Yeah, I mean, I’ve had those thoughts, for sure. But I just also know I was delivering great music. I mean, “Tin Man” was (the ACM Awards’) song of the year, so it wasn’t the song’s fault, you know what I mean? I don’t know what happened or why it did what it did, but I am thankful ,though (for this), I will say that with radio, they don’t sometimes give me credit where credit’s due, but when they do, they really come on board and support me all these years. They root for me, and I’m so thankful for that. Because it’s been a long relationship with country radio for me, where I’ll have a No. 1, and then I won’t have something cross the top 10 in five singles. So when radio really embraces me, I’m humbled by it and I always appreciate it.
You made an appearance with a Q&A and acoustic performance at Country Radio Seminar this year, not that long before the quarantining started kicking in. It was easy to feel country radio rooting for you, but that isn’t always guaranteed to kick in with chart action, even if people are fanboying and fangirling.
Yeah, that definitely helps when it’s not just “we love you” — “Well, okay, well then put me in heavy rotation. Thank you!” [Laughs.] That was my first CRS to do in a really long time. And I was glad to kind of let those people see me for me. You know, I started out my career with this fiery image and I was just a little bit too much. We all are in our twenties, you know? And so this was like sitting back down with them a decade later and just being myself and telling them about my life and who I am — reminding them that I’m still the same, just a little more calm, I guess. [Laughs.] I was nervous. I get nervous to talk in front of people, but after all the years in the business, I felt that support that day.
Most of the lines of “Bluebird” are pretty self-explanatory, but with the line, “I can turn 20 cents into a 10,” people didn’t know if that was humbling, like, turn 20 cents into 10 cents, or 10 bucks. Right now, at least, you must be feeling like it means a big old 10.
Yeah. I would like to say, like, 10 million. [Laughs.] But right now that’s not looking good on the forecast.
A lot of people are regretful that you’re not touring right now, probably most of all you. Is there anything you’re filling your time with creatively, that makes it feel like this time isn’t a loss for you?
You know, I’ve not been very creative. I’ve not felt very inspired. I’ve just kind of been letting myself live and be off the hook about that. And I’m starting to get back into it. I mean, I wish I would have been writing four albums’ worth of songs and a novel and getting abs, but I haven’t started those projects yet. [Laughs.] So I’ve just kind of taken it as it comes, and I’m settling into just being still. Because there’s not a lot of that in my life before.
Some people do need to give themselves a break right now, if they’re not using the time to fulfill all their lost dreams or master new hobbies. So maybe that’s a good example for you to set, too.

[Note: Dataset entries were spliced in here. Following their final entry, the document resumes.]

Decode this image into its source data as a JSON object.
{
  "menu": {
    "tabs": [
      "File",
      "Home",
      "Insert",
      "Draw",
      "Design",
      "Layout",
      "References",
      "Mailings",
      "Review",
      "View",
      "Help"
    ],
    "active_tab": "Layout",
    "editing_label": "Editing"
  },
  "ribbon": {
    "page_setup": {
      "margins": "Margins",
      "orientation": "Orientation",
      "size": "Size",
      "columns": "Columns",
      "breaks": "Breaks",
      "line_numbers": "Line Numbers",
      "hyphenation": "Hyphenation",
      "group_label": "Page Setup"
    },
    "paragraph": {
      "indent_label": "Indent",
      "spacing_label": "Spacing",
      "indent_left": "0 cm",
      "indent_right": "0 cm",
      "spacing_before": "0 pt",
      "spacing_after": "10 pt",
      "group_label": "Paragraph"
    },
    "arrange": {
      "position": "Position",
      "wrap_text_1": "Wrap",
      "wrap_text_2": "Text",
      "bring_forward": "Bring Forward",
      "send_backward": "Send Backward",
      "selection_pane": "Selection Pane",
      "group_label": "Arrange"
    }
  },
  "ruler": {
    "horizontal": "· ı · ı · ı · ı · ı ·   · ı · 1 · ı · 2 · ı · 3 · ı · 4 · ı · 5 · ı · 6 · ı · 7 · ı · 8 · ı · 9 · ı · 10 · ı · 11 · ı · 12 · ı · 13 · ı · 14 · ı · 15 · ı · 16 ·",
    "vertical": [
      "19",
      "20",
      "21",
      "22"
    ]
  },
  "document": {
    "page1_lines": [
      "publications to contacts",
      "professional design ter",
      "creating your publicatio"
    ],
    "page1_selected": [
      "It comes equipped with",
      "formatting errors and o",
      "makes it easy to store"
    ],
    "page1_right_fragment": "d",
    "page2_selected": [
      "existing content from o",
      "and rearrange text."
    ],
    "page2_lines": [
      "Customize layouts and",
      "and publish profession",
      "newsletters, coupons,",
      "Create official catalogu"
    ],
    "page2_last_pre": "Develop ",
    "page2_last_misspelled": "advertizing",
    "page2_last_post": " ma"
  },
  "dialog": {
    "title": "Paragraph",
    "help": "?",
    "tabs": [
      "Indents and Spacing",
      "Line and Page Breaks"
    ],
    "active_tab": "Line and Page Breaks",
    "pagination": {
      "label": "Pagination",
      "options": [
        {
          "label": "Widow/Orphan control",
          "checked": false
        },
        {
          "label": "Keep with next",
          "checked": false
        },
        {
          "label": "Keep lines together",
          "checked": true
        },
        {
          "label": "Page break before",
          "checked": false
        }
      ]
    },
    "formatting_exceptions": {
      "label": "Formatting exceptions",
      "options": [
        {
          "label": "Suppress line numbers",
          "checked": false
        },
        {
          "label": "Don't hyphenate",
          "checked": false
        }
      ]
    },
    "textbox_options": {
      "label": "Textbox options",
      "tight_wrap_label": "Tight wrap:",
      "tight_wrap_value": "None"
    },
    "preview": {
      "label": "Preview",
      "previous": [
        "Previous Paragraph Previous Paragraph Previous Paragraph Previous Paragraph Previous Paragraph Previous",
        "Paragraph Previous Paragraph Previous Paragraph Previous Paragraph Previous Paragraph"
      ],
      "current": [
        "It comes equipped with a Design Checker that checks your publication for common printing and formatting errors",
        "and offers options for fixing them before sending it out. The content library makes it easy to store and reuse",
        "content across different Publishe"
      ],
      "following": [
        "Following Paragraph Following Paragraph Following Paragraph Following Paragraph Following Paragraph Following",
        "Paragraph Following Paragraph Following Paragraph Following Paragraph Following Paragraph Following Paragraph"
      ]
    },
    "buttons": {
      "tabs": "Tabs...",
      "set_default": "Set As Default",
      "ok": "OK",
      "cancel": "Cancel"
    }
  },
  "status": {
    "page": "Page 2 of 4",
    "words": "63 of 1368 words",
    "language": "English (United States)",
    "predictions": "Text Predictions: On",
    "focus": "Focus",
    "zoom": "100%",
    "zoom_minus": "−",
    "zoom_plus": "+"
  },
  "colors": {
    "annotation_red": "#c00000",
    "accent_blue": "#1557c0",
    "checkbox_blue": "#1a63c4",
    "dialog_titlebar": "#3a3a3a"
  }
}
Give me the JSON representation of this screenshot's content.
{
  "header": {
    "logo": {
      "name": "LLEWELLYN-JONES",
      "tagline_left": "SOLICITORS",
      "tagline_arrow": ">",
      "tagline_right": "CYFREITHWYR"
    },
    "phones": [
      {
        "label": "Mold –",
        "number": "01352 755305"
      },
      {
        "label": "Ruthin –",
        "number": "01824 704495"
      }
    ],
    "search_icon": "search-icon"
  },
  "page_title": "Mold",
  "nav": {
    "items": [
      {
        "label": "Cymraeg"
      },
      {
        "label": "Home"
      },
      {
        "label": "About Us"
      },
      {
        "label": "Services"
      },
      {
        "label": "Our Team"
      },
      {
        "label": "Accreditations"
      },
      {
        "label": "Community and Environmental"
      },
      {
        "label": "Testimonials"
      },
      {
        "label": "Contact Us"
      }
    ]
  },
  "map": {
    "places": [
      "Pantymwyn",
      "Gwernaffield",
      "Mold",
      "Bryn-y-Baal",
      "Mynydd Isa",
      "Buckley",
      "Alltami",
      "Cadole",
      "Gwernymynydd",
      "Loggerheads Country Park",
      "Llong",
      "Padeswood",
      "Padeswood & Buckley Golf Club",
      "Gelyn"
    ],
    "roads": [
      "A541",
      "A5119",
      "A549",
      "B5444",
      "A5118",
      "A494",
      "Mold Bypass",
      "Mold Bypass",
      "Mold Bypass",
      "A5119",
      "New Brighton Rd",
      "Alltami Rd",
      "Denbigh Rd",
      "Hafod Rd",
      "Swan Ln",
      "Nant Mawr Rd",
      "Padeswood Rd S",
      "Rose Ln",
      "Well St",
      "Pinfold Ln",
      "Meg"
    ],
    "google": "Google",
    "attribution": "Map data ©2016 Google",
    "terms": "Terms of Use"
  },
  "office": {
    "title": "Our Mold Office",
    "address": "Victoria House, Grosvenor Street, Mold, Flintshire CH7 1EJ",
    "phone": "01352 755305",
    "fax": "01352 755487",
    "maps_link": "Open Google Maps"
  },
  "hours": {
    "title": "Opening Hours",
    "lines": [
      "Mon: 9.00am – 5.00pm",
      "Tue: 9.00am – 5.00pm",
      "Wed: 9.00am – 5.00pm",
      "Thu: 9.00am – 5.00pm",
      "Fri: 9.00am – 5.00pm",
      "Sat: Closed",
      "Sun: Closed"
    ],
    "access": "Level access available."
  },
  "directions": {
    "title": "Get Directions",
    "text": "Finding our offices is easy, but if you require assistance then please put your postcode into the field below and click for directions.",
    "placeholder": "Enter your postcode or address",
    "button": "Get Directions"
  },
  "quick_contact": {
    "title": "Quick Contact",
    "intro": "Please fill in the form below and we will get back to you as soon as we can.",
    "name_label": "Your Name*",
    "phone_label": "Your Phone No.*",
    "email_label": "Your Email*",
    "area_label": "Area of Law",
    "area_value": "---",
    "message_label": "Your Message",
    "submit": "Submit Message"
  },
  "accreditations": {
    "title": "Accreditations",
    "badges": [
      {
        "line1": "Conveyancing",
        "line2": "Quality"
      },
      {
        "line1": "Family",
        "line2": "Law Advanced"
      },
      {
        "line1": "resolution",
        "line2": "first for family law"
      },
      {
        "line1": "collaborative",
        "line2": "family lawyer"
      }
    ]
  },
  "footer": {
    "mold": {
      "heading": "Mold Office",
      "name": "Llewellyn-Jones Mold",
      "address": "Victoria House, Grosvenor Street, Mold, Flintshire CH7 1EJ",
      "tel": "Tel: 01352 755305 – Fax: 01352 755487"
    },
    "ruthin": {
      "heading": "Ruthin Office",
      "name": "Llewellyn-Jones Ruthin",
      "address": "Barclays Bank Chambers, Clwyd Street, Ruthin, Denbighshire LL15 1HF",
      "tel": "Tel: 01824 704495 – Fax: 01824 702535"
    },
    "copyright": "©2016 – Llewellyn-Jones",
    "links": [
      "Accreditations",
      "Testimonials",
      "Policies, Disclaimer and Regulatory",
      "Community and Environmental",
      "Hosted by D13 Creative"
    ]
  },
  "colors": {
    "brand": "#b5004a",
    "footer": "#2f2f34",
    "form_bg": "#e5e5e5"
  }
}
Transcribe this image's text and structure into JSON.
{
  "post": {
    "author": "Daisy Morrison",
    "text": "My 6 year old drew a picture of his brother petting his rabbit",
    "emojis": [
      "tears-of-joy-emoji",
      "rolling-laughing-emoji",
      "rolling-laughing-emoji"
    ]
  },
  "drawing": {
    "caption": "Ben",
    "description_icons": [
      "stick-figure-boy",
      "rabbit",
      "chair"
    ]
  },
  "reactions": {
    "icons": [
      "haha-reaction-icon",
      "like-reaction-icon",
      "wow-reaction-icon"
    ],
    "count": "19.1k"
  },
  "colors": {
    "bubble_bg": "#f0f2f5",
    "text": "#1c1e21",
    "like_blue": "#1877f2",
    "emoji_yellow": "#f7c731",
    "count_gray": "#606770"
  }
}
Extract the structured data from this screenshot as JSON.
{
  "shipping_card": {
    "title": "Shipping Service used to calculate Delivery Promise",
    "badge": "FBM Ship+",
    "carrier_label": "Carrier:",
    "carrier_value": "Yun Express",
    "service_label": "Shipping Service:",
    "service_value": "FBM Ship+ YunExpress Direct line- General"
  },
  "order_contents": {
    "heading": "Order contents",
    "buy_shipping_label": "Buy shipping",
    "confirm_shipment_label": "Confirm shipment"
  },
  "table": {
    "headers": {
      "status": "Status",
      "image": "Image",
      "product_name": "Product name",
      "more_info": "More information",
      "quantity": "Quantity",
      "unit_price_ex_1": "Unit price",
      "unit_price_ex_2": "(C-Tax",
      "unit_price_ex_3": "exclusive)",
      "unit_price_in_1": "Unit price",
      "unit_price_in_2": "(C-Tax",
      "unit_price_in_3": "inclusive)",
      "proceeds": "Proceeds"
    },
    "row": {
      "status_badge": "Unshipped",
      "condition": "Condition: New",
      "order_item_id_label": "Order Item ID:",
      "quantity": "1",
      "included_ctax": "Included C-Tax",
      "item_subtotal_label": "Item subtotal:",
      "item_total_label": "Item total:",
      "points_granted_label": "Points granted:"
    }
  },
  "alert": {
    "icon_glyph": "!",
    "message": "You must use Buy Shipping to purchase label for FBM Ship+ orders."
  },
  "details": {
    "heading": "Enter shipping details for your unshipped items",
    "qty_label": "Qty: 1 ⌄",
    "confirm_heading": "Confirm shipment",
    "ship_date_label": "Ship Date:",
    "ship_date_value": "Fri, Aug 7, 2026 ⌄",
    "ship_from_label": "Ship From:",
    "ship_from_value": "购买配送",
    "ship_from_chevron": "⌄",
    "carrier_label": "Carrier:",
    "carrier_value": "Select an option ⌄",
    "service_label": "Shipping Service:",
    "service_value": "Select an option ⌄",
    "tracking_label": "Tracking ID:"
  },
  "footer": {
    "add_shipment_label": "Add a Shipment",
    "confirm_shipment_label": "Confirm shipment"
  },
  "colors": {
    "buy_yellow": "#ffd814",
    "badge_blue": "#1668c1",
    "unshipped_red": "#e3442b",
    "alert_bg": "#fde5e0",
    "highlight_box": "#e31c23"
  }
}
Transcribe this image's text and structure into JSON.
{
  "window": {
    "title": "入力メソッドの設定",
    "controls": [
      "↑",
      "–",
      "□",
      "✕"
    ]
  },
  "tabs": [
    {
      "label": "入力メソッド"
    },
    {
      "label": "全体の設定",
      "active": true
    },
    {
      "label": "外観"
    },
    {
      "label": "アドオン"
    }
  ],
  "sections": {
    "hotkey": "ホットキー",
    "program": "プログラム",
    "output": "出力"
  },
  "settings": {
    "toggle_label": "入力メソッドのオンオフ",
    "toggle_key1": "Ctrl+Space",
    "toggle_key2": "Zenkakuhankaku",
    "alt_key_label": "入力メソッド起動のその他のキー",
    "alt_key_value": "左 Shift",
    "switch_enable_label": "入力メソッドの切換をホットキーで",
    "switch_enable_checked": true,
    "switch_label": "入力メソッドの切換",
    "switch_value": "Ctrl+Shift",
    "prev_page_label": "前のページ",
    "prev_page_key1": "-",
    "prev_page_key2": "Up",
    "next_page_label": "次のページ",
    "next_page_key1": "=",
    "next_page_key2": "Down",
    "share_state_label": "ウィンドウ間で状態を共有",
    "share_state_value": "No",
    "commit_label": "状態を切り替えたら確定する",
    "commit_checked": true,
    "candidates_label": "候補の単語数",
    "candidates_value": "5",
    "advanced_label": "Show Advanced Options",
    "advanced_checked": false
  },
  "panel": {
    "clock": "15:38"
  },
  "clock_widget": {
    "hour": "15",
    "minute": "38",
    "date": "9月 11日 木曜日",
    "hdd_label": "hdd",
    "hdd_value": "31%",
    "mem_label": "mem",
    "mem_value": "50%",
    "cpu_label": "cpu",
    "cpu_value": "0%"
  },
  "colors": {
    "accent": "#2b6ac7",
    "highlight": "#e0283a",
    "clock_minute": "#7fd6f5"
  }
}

Yeah. I mean, let yourself off the hook. You know, there’s a pandemic, so just chill! It’s fine. Sit on your porch with a beer and don’t feel guilty about it.